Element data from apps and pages
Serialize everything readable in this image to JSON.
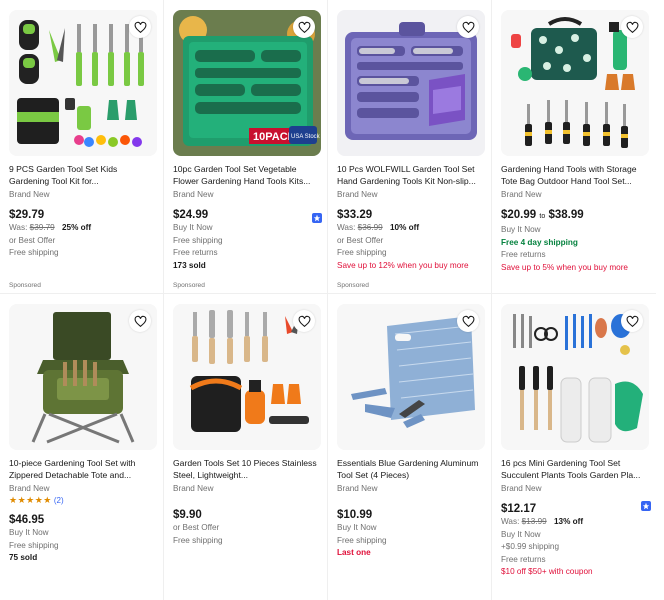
{
  "listings": [
    {
      "title": "9 PCS Garden Tool Set Kids Gardening Tool Kit for...",
      "condition": "Brand New",
      "price": "$29.79",
      "was_label": "Was:",
      "was_price": "$39.79",
      "discount": "25% off",
      "lines": [
        "or Best Offer",
        "Free shipping"
      ],
      "sponsored": "Sponsored",
      "image_icon": "garden-tool-kit-with-bag-image"
    },
    {
      "title": "10pc Garden Tool Set Vegetable Flower Gardening Hand Tools Kits...",
      "condition": "Brand New",
      "price": "$24.99",
      "lines": [
        "Buy It Now",
        "Free shipping",
        "Free returns"
      ],
      "sold": "173 sold",
      "sponsored": "Sponsored",
      "image_icon": "green-tool-case-image",
      "image_text": "10PACK",
      "image_stock_text": "USA Stock"
    },
    {
      "title": "10 Pcs WOLFWILL Garden Tool Set Hand Gardening Tools Kit Non-slip...",
      "condition": "Brand New",
      "price": "$33.29",
      "was_label": "Was:",
      "was_price": "$36.99",
      "discount": "10% off",
      "lines": [
        "or Best Offer",
        "Free shipping"
      ],
      "promo": "Save up to 12% when you buy more",
      "sponsored": "Sponsored",
      "image_icon": "purple-tool-case-image"
    },
    {
      "title": "Gardening Hand Tools with Storage Tote Bag Outdoor Hand Tool Set...",
      "condition": "Brand New",
      "price": "$20.99",
      "price_to": "to",
      "price_high": "$38.99",
      "lines": [
        "Buy It Now"
      ],
      "shipping_highlight": "Free 4 day shipping",
      "lines_after": [
        "Free returns"
      ],
      "promo": "Save up to 5% when you buy more",
      "image_icon": "tote-bag-tool-set-image"
    },
    {
      "title": "10-piece Gardening Tool Set with Zippered Detachable Tote and...",
      "condition": "Brand New",
      "stars": "★★★★★",
      "review_count": "(2)",
      "price": "$46.95",
      "lines": [
        "Buy It Now",
        "Free shipping"
      ],
      "sold": "75 sold",
      "image_icon": "folding-stool-tote-image"
    },
    {
      "title": "Garden Tools Set 10 Pieces Stainless Steel, Lightweight...",
      "condition": "Brand New",
      "price": "$9.90",
      "lines": [
        "or Best Offer",
        "Free shipping"
      ],
      "image_icon": "stainless-tools-set-image"
    },
    {
      "title": "Essentials Blue Gardening Aluminum Tool Set (4 Pieces)",
      "condition": "Brand New",
      "price": "$10.99",
      "lines": [
        "Buy It Now",
        "Free shipping"
      ],
      "promo": "Last one",
      "image_icon": "blue-tool-set-image"
    },
    {
      "title": "16 pcs Mini Gardening Tool Set Succulent Plants Tools Garden Pla...",
      "condition": "Brand New",
      "price": "$12.17",
      "was_label": "Was:",
      "was_price": "$13.99",
      "discount": "13% off",
      "lines": [
        "Buy It Now",
        "+$0.99 shipping",
        "Free returns"
      ],
      "promo": "$10 off $50+ with coupon",
      "image_icon": "mini-succulent-tools-image"
    }
  ],
  "colors": {
    "link_blue": "#3665f3",
    "promo_red": "#e0103a",
    "shipping_green": "#05823f",
    "muted": "#707070"
  }
}
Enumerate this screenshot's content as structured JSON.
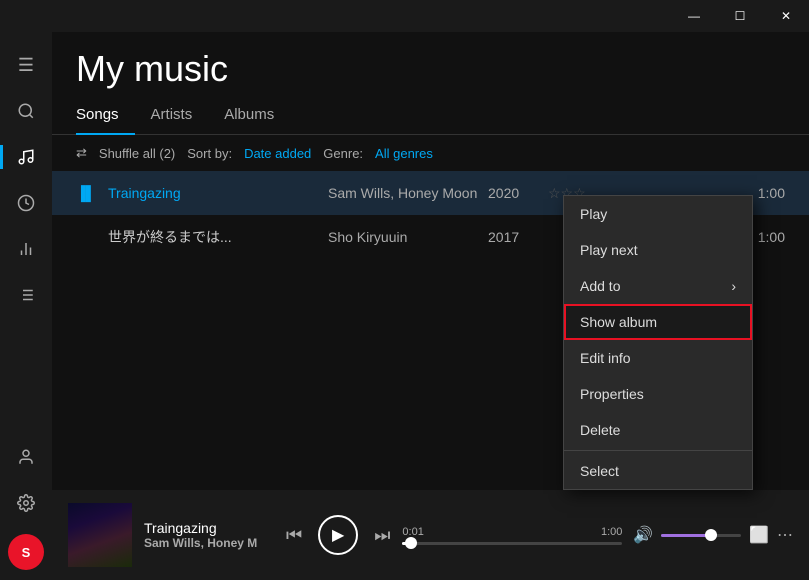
{
  "titlebar": {
    "minimize_label": "—",
    "maximize_label": "☐",
    "close_label": "✕"
  },
  "sidebar": {
    "icons": [
      {
        "name": "menu-icon",
        "symbol": "≡",
        "active": false
      },
      {
        "name": "search-icon",
        "symbol": "🔍",
        "active": false
      },
      {
        "name": "music-note-icon",
        "symbol": "♪",
        "active": true
      },
      {
        "name": "recent-icon",
        "symbol": "🕐",
        "active": false
      },
      {
        "name": "bar-chart-icon",
        "symbol": "📊",
        "active": false
      },
      {
        "name": "list-icon",
        "symbol": "≡",
        "active": false
      }
    ],
    "bottom_icons": [
      {
        "name": "user-icon",
        "symbol": "👤"
      },
      {
        "name": "settings-icon",
        "symbol": "⚙"
      }
    ],
    "spotify_label": "S"
  },
  "page": {
    "title": "My music",
    "tabs": [
      {
        "label": "Songs",
        "active": true
      },
      {
        "label": "Artists",
        "active": false
      },
      {
        "label": "Albums",
        "active": false
      }
    ],
    "toolbar": {
      "shuffle_label": "Shuffle all (2)",
      "sort_label": "Sort by:",
      "sort_value": "Date added",
      "genre_label": "Genre:",
      "genre_value": "All genres"
    },
    "songs": [
      {
        "playing": true,
        "icon": "▐",
        "title": "Traingazing",
        "artist": "Sam Wills, Honey Moon",
        "year": "2020",
        "rating": "☆☆☆",
        "duration": "1:00"
      },
      {
        "playing": false,
        "icon": "",
        "title": "世界が終るまでは...",
        "artist": "Sho Kiryuuin",
        "year": "2017",
        "rating": "",
        "duration": "1:00"
      }
    ]
  },
  "context_menu": {
    "items": [
      {
        "label": "Play",
        "highlighted": false,
        "has_arrow": false
      },
      {
        "label": "Play next",
        "highlighted": false,
        "has_arrow": false
      },
      {
        "label": "Add to",
        "highlighted": false,
        "has_arrow": true
      },
      {
        "label": "Show album",
        "highlighted": true,
        "has_arrow": false
      },
      {
        "label": "Edit info",
        "highlighted": false,
        "has_arrow": false
      },
      {
        "label": "Properties",
        "highlighted": false,
        "has_arrow": false
      },
      {
        "label": "Delete",
        "highlighted": false,
        "has_arrow": false
      },
      {
        "label": "Select",
        "highlighted": false,
        "has_arrow": false
      }
    ]
  },
  "now_playing": {
    "title": "Traingazing",
    "artist": "Sam Wills, Honey M",
    "time_current": "0:01",
    "time_total": "1:00",
    "progress_pct": 4,
    "volume_pct": 70
  }
}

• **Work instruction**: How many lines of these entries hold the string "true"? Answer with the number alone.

• **Answer box**: 5